-------- Excerpted data --------

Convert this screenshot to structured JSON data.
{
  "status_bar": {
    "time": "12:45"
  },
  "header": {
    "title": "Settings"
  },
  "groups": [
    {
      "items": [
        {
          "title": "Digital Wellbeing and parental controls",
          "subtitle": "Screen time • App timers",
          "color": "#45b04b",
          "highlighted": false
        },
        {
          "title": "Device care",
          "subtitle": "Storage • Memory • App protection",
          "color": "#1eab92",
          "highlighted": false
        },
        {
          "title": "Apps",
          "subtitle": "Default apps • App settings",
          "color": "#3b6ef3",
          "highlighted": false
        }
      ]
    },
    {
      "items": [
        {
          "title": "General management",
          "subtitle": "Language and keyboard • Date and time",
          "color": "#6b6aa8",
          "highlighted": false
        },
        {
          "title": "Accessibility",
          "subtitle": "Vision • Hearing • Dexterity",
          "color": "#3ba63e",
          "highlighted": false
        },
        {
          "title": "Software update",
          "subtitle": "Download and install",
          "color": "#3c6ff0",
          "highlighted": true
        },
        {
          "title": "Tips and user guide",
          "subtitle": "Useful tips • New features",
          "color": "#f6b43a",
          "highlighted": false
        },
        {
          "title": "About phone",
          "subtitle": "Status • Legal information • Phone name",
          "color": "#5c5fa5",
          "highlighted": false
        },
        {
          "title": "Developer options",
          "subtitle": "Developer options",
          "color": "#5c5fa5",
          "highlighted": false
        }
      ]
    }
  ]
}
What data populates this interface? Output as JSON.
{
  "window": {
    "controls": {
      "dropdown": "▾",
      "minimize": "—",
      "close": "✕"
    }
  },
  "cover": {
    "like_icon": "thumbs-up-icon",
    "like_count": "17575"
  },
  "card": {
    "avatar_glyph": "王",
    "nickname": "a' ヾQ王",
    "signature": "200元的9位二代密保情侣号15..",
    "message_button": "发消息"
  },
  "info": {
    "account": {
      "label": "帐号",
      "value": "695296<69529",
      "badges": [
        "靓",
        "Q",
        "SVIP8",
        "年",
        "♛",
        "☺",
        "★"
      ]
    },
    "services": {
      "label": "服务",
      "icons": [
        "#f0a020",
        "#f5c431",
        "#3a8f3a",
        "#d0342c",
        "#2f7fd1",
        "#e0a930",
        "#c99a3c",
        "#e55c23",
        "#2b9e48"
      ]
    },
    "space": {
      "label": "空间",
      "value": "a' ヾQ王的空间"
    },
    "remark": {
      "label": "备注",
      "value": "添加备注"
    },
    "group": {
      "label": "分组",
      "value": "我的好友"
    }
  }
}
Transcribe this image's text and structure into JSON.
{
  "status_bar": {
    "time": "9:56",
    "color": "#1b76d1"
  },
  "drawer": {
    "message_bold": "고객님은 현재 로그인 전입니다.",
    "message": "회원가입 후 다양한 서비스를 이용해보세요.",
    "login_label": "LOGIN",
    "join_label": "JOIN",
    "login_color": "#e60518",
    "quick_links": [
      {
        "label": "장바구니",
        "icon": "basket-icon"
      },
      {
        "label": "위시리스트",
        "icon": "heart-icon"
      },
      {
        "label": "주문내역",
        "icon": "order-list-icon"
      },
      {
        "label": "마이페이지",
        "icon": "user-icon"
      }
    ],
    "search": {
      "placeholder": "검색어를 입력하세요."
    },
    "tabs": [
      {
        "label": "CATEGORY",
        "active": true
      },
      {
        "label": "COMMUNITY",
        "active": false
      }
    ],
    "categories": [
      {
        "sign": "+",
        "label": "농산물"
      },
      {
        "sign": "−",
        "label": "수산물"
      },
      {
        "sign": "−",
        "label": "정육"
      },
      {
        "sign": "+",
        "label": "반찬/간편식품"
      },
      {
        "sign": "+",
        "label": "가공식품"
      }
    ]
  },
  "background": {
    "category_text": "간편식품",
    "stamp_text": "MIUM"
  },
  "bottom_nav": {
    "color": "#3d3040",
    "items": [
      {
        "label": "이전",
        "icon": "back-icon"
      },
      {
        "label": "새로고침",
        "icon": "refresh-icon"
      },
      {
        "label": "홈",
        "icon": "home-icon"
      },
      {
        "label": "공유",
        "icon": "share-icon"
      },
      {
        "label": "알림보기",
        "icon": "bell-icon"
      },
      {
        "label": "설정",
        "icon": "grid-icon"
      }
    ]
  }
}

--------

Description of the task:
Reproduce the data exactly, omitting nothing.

Task response:
Convert this screenshot to structured JSON data.
{
  "status_bar": {
    "time": "12:45"
  },
  "header": {
    "title": "Settings"
  },
  "groups": [
    {
      "items": [
        {
          "title": "Digital Wellbeing and parental controls",
          "subtitle": "Screen time • App timers",
          "color": "#45b04b",
          "highlighted": false
        },
        {
          "title": "Device care",
          "subtitle": "Storage • Memory • App protection",
          "color": "#1eab92",
          "highlighted": false
        },
        {
          "title": "Apps",
          "subtitle": "Default apps • App settings",
          "color": "#3b6ef3",
          "highlighted": false
        }
      ]
    },
    {
      "items": [
        {
          "title": "General management",
          "subtitle": "Language and keyboard • Date and time",
          "color": "#6b6aa8",
          "highlighted": false
        },
        {
          "title": "Accessibility",
          "subtitle": "Vision • Hearing • Dexterity",
          "color": "#3ba63e",
          "highlighted": false
        },
        {
          "title": "Software update",
          "subtitle": "Download and install",
          "color": "#3c6ff0",
          "highlighted": true
        },
        {
          "title": "Tips and user guide",
          "subtitle": "Useful tips • New features",
          "color": "#f6b43a",
          "highlighted": false
        },
        {
          "title": "About phone",
          "subtitle": "Status • Legal information • Phone name",
          "color": "#5c5fa5",
          "highlighted": false
        },
        {
          "title": "Developer options",
          "subtitle": "Developer options",
          "color": "#5c5fa5",
          "highlighted": false
        }
      ]
    }
  ]
}
What data populates this interface? Output as JSON.
{
  "window": {
    "controls": {
      "dropdown": "▾",
      "minimize": "—",
      "close": "✕"
    }
  },
  "cover": {
    "like_icon": "thumbs-up-icon",
    "like_count": "17575"
  },
  "card": {
    "avatar_glyph": "王",
    "nickname": "a' ヾQ王",
    "signature": "200元的9位二代密保情侣号15..",
    "message_button": "发消息"
  },
  "info": {
    "account": {
      "label": "帐号",
      "value": "695296<69529",
      "badges": [
        "靓",
        "Q",
        "SVIP8",
        "年",
        "♛",
        "☺",
        "★"
      ]
    },
    "services": {
      "label": "服务",
      "icons": [
        "#f0a020",
        "#f5c431",
        "#3a8f3a",
        "#d0342c",
        "#2f7fd1",
        "#e0a930",
        "#c99a3c",
        "#e55c23",
        "#2b9e48"
      ]
    },
    "space": {
      "label": "空间",
      "value": "a' ヾQ王的空间"
    },
    "remark": {
      "label": "备注",
      "value": "添加备注"
    },
    "group": {
      "label": "分组",
      "value": "我的好友"
    }
  }
}
Transcribe this image's text and structure into JSON.
{
  "status_bar": {
    "time": "9:56",
    "color": "#1b76d1"
  },
  "drawer": {
    "message_bold": "고객님은 현재 로그인 전입니다.",
    "message": "회원가입 후 다양한 서비스를 이용해보세요.",
    "login_label": "LOGIN",
    "join_label": "JOIN",
    "login_color": "#e60518",
    "quick_links": [
      {
        "label": "장바구니",
        "icon": "basket-icon"
      },
      {
        "label": "위시리스트",
        "icon": "heart-icon"
      },
      {
        "label": "주문내역",
        "icon": "order-list-icon"
      },
      {
        "label": "마이페이지",
        "icon": "user-icon"
      }
    ],
    "search": {
      "placeholder": "검색어를 입력하세요."
    },
    "tabs": [
      {
        "label": "CATEGORY",
        "active": true
      },
      {
        "label": "COMMUNITY",
        "active": false
      }
    ],
    "categories": [
      {
        "sign": "+",
        "label": "농산물"
      },
      {
        "sign": "−",
        "label": "수산물"
      },
      {
        "sign": "−",
        "label": "정육"
      },
      {
        "sign": "+",
        "label": "반찬/간편식품"
      },
      {
        "sign": "+",
        "label": "가공식품"
      }
    ]
  },
  "background": {
    "category_text": "간편식품",
    "stamp_text": "MIUM"
  },
  "bottom_nav": {
    "color": "#3d3040",
    "items": [
      {
        "label": "이전",
        "icon": "back-icon"
      },
      {
        "label": "새로고침",
        "icon": "refresh-icon"
      },
      {
        "label": "홈",
        "icon": "home-icon"
      },
      {
        "label": "공유",
        "icon": "share-icon"
      },
      {
        "label": "알림보기",
        "icon": "bell-icon"
      },
      {
        "label": "설정",
        "icon": "grid-icon"
      }
    ]
  }
}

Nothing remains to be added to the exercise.